**EXERCISE REQUIREMENTS:**
Copy each line below holding "Šutalo".

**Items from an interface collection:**
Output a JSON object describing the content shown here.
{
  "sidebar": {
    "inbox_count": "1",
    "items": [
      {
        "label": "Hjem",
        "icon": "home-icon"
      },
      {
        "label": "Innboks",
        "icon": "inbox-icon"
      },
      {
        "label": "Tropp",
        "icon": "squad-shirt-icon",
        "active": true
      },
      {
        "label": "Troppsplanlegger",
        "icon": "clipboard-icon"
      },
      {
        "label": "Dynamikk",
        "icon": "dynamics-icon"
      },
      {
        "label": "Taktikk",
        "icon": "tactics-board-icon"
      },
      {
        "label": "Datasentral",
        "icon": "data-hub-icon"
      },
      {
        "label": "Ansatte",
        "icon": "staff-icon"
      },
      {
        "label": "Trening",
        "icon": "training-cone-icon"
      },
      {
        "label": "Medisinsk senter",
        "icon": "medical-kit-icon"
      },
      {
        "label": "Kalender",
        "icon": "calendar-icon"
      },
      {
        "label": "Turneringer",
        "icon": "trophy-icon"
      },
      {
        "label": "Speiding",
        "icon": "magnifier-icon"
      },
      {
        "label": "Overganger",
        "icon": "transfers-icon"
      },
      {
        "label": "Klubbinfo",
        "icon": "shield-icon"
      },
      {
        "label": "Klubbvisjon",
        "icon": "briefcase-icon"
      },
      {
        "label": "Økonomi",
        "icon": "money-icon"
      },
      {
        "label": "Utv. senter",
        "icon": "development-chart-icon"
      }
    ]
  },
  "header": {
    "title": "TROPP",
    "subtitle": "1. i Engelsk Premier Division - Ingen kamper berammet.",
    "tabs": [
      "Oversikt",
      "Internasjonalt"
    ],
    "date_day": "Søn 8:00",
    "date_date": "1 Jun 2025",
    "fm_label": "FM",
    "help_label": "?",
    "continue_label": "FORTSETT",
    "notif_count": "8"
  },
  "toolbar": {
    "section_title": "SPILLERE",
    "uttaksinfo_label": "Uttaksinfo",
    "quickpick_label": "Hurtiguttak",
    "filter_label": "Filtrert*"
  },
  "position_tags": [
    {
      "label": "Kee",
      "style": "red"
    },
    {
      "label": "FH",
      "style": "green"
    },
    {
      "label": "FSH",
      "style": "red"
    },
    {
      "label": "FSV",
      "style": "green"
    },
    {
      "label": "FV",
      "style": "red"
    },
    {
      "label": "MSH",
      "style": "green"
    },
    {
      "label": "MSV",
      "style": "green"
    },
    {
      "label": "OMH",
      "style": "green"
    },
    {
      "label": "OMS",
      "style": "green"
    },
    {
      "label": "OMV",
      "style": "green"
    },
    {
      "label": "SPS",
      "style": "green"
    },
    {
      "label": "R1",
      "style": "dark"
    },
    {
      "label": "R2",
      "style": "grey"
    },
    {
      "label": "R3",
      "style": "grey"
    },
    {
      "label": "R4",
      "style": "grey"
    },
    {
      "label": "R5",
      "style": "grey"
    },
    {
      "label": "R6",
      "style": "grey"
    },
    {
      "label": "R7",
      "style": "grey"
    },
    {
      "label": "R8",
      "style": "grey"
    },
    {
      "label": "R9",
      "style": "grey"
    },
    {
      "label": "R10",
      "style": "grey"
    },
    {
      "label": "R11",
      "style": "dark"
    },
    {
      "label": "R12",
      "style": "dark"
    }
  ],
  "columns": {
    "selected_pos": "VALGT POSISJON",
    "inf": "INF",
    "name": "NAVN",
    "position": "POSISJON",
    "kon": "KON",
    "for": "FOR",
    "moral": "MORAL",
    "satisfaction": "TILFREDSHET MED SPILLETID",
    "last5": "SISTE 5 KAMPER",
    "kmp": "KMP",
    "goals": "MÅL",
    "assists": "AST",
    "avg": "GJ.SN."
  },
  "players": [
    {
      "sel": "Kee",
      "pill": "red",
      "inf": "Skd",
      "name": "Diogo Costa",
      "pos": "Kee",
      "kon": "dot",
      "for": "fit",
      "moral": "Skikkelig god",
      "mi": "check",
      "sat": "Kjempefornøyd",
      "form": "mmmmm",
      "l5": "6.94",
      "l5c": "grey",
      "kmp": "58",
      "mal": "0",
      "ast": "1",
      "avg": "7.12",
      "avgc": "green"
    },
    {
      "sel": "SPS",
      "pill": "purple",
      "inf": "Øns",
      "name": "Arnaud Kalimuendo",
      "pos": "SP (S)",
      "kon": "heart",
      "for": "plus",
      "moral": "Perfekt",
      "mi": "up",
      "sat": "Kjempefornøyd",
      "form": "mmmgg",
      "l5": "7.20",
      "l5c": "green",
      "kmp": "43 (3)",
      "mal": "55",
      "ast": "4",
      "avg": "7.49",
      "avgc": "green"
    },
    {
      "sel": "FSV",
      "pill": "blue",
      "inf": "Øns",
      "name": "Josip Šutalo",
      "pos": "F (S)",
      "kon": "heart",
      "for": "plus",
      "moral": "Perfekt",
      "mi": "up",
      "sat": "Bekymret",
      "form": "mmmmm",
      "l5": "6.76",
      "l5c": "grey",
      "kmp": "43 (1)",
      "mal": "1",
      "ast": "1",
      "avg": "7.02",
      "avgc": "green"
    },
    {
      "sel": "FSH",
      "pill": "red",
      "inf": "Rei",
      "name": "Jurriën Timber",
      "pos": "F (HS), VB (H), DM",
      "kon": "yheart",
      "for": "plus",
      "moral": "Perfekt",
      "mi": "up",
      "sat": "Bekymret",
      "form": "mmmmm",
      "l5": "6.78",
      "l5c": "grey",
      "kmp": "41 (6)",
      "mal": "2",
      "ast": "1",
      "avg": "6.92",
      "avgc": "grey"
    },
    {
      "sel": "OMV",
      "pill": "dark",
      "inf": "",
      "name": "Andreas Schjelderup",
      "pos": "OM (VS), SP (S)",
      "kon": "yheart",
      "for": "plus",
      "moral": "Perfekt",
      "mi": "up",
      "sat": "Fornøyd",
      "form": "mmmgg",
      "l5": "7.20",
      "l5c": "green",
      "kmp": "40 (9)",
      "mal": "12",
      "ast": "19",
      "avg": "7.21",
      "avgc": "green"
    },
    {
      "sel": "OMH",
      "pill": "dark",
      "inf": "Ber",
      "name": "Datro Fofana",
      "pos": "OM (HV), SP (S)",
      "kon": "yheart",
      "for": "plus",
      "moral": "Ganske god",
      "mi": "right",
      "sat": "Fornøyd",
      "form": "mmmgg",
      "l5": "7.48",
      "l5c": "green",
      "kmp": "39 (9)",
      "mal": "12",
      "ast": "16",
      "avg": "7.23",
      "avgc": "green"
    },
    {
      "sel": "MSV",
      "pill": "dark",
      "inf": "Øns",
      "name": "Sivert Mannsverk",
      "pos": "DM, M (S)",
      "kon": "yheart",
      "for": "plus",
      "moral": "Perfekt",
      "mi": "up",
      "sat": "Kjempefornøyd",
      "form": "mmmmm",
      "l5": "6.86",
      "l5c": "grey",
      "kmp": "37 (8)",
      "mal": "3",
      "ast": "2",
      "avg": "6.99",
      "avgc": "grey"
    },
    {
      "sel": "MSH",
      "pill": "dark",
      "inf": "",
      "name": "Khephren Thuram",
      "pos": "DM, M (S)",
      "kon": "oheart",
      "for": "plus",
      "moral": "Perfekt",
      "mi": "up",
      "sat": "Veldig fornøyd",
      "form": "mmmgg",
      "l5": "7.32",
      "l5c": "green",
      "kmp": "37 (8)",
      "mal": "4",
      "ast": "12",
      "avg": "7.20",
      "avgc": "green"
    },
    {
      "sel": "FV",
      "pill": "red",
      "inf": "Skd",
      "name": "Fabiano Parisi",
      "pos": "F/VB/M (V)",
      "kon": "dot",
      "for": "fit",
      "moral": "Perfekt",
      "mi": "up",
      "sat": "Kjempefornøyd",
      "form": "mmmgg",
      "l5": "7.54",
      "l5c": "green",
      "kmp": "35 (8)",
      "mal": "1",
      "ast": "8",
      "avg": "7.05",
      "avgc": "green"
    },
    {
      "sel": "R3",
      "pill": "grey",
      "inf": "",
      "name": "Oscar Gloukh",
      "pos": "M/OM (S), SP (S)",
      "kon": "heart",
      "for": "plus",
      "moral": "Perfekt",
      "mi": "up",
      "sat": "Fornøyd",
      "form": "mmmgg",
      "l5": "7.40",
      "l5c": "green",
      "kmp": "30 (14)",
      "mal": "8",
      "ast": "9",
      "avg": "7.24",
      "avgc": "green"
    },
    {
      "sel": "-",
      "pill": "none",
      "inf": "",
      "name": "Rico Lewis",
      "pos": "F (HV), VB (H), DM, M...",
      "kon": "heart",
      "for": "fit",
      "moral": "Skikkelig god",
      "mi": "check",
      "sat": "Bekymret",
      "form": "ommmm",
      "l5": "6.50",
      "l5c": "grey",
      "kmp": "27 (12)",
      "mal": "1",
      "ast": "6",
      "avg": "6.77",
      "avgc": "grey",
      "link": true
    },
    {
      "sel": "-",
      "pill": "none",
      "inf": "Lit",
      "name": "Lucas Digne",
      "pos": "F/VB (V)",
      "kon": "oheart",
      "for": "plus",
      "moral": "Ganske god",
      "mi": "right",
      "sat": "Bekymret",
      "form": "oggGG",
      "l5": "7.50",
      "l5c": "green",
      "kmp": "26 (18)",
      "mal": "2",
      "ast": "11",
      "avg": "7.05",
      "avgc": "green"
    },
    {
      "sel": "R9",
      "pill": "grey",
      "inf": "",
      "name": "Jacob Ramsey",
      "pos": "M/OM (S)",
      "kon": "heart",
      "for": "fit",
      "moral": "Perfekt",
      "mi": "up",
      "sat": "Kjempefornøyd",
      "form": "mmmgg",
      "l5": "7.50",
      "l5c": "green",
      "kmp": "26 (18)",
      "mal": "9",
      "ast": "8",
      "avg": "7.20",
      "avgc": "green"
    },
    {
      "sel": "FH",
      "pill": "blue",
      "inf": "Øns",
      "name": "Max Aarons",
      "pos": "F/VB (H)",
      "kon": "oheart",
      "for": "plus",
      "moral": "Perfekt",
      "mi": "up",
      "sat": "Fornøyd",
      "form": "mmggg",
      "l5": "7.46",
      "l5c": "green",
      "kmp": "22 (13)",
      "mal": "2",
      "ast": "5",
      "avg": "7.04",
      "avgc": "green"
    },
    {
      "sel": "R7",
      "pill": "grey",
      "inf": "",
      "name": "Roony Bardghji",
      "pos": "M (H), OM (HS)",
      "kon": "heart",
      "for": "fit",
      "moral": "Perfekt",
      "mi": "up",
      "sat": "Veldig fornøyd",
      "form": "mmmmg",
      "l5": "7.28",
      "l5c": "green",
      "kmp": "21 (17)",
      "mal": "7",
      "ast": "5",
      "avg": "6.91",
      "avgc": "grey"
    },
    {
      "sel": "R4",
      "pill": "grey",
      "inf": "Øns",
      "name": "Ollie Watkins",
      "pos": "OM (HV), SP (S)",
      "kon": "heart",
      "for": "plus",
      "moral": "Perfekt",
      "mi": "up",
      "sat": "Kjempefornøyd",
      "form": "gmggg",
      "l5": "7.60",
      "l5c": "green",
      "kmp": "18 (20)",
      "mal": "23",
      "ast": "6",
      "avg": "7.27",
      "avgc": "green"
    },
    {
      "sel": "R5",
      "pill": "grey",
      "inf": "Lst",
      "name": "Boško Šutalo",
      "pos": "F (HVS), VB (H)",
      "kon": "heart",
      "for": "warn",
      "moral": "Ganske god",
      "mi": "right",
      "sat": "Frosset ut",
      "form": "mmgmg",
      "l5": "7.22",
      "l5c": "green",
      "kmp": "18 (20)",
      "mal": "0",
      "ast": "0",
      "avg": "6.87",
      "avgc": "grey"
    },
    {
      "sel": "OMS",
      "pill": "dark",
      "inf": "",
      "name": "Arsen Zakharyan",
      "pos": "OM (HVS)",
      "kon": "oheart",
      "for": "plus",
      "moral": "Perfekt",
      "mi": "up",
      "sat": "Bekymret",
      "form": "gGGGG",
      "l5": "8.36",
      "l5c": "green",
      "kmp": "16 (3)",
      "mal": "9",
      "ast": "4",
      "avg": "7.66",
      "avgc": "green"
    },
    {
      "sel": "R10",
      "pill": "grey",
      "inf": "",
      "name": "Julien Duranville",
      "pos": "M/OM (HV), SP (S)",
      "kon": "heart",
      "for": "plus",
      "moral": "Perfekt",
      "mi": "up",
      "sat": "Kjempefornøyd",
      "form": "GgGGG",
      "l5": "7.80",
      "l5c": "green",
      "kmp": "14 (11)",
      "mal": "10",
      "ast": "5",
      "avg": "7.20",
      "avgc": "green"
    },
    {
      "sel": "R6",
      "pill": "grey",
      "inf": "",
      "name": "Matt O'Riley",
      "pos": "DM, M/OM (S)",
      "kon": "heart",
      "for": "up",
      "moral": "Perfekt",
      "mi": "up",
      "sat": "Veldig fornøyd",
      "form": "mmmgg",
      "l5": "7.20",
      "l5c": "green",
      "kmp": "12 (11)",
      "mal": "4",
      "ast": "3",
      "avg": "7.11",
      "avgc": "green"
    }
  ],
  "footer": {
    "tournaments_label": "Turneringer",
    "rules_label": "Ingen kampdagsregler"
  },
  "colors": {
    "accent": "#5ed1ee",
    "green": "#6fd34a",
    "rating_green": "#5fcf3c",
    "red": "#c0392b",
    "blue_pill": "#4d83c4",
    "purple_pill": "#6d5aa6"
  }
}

**WRITTEN ANSWER:**
      "name": "Josip Šutalo",
      "name": "Boško Šutalo",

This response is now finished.